Your small hotel’s reservation system should send an automatic email immediately after your guest enters their details to make a booking.

Usually, a credit card is required, so the purpose of this email is to reassure your guests that the reservation was successful.

Lower your rates to a limited audience

While you can’t publicly advertise lower room rates in order to drive direct reservations, you’re allowed to do so to a limited audience. This means that to drive direct bookings you can offer deals to:

  • Facebook fans
  • Twitter followers
  • Your email database
  • Phone enquiries

Remember to invite people to join these audiences through calls to action on your website. Tell them they can get special discounts and promotions unavailable elsewhere.

Package your rooms to make them more appealing

You can enhance your direct offering by adding elements like free parking, wifi, and tickets to a local event.

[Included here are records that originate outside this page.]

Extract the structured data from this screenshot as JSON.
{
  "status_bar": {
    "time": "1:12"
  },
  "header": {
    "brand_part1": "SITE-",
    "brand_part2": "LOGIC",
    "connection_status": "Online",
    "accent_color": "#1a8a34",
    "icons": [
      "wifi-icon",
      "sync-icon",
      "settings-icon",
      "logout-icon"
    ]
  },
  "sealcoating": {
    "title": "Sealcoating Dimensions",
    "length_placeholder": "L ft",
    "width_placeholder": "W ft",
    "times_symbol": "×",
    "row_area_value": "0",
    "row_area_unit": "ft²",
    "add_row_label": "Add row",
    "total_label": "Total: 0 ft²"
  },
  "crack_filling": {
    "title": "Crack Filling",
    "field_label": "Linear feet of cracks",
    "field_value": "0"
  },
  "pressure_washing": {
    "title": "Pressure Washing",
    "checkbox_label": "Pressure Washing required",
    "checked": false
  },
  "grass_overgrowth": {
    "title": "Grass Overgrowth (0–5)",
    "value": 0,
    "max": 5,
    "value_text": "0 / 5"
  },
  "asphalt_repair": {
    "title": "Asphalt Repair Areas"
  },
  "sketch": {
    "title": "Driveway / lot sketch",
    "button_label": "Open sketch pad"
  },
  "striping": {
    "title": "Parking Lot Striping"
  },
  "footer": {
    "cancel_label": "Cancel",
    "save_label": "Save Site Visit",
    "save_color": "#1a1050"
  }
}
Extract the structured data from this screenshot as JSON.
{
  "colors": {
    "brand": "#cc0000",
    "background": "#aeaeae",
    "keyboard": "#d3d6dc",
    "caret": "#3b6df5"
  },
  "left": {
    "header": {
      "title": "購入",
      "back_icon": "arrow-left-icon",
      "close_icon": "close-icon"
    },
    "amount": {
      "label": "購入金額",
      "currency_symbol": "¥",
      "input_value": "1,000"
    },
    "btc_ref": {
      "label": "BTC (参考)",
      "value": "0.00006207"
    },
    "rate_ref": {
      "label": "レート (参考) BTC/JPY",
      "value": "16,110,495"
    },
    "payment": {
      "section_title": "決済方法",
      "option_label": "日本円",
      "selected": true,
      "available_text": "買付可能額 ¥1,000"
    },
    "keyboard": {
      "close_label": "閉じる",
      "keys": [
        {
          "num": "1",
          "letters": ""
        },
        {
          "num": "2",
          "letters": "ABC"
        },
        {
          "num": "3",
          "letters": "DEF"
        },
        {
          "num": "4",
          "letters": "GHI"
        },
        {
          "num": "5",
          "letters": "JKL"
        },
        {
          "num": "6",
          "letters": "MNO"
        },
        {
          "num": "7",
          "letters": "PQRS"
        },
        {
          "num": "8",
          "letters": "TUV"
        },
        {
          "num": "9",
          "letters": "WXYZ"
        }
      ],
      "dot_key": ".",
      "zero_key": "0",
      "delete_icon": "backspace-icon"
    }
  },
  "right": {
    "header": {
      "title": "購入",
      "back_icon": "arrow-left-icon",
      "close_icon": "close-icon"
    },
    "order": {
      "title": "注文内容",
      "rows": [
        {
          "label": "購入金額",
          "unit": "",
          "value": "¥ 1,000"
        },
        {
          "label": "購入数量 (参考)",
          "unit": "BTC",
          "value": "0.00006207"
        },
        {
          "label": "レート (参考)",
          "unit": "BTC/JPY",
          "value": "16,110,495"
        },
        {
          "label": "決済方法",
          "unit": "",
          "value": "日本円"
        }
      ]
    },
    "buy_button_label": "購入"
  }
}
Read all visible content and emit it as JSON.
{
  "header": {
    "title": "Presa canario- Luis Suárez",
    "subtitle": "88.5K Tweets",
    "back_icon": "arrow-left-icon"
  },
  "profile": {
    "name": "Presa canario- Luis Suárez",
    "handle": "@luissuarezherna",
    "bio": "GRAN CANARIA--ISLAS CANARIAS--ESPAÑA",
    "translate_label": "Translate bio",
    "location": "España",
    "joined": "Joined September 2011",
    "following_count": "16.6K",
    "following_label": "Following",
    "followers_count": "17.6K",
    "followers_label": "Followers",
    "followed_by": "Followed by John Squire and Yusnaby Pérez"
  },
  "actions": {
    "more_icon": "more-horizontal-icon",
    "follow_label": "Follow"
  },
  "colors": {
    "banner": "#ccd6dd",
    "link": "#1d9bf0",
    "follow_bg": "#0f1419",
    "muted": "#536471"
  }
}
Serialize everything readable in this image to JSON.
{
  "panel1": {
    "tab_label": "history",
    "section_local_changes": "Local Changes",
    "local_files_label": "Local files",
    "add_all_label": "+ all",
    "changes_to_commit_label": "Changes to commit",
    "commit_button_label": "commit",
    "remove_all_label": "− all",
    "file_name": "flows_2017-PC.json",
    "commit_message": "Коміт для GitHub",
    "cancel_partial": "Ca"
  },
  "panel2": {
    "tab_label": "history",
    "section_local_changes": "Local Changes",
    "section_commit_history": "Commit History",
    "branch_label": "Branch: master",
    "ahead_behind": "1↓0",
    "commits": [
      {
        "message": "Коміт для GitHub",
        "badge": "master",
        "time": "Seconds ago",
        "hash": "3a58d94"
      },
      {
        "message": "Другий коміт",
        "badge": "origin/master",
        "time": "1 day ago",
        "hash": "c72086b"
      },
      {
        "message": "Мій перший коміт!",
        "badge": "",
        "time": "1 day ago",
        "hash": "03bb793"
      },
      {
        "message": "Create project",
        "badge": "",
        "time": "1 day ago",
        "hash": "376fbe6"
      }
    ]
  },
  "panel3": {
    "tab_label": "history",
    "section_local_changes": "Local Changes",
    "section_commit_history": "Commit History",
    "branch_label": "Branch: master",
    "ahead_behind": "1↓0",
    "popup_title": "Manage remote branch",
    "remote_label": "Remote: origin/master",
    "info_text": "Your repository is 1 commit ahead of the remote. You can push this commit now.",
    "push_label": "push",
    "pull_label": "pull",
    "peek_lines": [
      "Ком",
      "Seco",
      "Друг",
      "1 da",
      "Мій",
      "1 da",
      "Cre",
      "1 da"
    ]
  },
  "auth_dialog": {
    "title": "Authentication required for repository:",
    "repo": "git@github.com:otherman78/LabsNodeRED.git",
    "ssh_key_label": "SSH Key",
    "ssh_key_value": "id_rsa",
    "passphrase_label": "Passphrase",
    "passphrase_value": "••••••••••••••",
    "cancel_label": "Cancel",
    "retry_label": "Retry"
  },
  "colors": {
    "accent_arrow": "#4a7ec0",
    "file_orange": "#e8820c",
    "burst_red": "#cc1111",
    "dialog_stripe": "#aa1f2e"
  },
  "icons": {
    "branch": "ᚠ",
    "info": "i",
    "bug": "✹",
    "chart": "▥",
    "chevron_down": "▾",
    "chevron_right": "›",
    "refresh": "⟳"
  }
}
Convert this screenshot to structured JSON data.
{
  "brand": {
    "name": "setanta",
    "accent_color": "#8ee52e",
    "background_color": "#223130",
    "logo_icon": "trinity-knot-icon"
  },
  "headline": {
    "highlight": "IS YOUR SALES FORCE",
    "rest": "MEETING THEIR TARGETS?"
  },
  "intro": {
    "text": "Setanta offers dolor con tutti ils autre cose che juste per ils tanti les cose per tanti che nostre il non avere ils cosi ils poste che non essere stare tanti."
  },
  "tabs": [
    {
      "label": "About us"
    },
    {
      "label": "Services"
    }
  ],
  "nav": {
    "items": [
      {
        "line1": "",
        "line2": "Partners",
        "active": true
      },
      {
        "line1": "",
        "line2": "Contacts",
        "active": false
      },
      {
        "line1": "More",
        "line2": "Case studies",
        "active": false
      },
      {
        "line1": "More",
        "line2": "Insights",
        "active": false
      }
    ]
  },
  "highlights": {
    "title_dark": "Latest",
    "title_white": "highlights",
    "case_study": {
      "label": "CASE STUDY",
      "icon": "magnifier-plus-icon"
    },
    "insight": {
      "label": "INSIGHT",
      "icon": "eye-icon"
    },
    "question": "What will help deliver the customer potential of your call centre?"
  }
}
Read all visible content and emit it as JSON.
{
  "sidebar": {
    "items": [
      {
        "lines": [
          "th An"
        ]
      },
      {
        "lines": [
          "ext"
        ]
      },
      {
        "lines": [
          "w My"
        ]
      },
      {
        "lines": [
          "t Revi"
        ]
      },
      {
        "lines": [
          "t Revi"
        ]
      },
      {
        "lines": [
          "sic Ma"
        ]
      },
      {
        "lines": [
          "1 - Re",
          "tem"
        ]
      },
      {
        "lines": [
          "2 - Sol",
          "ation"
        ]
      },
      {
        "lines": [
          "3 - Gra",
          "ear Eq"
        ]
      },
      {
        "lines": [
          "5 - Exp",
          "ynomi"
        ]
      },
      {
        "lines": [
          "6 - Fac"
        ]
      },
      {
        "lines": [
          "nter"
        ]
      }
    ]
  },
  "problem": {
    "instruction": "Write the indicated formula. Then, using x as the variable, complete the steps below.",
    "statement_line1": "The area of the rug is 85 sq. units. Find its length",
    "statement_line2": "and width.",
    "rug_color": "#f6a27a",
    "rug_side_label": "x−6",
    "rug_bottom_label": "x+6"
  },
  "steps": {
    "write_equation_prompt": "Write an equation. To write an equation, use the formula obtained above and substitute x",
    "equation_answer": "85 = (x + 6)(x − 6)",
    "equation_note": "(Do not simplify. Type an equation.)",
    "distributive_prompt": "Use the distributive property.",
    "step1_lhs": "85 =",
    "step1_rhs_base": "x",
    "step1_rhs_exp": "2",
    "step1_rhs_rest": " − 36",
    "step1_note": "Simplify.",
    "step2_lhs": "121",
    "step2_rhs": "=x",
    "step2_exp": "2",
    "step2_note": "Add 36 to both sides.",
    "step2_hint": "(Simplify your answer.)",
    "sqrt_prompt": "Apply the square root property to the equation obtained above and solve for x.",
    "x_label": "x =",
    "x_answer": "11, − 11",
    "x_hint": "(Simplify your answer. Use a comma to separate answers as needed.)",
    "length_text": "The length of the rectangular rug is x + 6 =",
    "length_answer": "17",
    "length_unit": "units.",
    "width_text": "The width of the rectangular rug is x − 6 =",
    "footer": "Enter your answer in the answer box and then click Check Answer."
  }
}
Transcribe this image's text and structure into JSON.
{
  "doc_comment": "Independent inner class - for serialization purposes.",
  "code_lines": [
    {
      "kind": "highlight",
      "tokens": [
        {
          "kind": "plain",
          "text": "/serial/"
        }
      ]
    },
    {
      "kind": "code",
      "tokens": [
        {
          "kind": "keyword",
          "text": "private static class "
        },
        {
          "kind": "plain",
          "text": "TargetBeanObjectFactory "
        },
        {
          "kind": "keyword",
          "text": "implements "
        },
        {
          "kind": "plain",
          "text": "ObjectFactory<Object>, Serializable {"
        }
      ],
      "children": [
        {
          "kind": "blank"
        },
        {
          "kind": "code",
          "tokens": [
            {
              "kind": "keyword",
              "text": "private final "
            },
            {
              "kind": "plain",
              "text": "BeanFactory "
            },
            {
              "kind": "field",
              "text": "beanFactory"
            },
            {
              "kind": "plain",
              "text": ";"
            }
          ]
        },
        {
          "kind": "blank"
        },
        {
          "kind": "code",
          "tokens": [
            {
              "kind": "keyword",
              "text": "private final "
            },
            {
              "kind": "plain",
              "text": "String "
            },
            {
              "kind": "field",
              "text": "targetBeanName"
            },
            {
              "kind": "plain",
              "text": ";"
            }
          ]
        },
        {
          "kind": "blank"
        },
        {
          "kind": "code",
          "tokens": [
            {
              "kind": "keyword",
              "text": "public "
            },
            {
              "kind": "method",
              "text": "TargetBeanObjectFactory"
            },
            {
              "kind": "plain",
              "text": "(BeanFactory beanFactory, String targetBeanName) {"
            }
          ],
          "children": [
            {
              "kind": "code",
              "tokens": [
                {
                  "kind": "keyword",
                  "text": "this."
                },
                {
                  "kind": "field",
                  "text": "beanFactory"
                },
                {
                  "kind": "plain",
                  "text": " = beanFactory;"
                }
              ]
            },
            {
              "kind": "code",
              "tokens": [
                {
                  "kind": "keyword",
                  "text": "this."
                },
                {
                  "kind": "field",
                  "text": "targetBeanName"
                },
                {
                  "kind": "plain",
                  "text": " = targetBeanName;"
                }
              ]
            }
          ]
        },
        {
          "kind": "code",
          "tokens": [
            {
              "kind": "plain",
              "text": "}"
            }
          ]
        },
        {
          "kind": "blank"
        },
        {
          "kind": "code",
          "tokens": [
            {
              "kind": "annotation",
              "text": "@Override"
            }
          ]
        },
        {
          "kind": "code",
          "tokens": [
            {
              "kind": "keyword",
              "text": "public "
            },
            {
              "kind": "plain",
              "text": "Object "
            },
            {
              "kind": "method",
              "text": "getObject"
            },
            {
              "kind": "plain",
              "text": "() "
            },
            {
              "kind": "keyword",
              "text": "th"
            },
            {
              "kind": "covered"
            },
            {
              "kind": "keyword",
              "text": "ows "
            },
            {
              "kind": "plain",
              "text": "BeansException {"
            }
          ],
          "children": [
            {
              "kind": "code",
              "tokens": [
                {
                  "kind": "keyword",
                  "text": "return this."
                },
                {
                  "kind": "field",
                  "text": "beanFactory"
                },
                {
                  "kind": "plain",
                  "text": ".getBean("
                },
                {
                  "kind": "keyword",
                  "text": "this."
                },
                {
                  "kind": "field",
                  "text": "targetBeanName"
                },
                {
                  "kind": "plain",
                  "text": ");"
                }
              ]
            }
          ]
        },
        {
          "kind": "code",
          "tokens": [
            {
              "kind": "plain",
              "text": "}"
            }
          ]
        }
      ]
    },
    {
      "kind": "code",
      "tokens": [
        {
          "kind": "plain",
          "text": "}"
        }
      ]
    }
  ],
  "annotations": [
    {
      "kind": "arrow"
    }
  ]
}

Your OTA may be selling the room at a discounted price, but with your full price there are extras that are more valuable than the discount your guest would be getting if they booked with the OTA.

How to measure the impact of Billboard Effect marketing in hotels

While it might initially seem a difficult thing to quantify, a hotel should attempt to measure the billboard effect in business terms, first to understand if there is any effect to speak of, and second to reveal ways to maximise this effect. Here’s how.

  • Website analytics: Raw website visitor numbers may be enough to tell you the impact of the billboard effect on your hotel, although more precise measurements, like data on where visitors have arrived from, may be more revealing.
  • Revenue analysis: What percentage of your reservations and earnings are coming from direct bookings vs OTA bookings? Are your total OTA commission fees going up or down?
  • Guest surveys: A great way to find out about the billboard effect – simply ask your guest about the process they went through to book your hotel!
  • Check other competitors: Which OTAs do your direct competitors appear on? How available do their properties seem? Over time this research can begin to paint a picture of whether other hotels are enjoying the benefits of the billboard effect.

By Dean Elphick

Dean is the Senior Content Marketing Specialist of Little Hotelier, the all-in-one software solution purpose-built to make the lives of small accommodation providers easier. Dean has made writing and creating content his passion for the entirety of his professional life, which includes more than six years at Little Hotelier. Through content, Dean aims to provide education, inspiration, assistance, and, ultimately, value for small accommodation businesses looking to improve the way they run their operations (and live their life).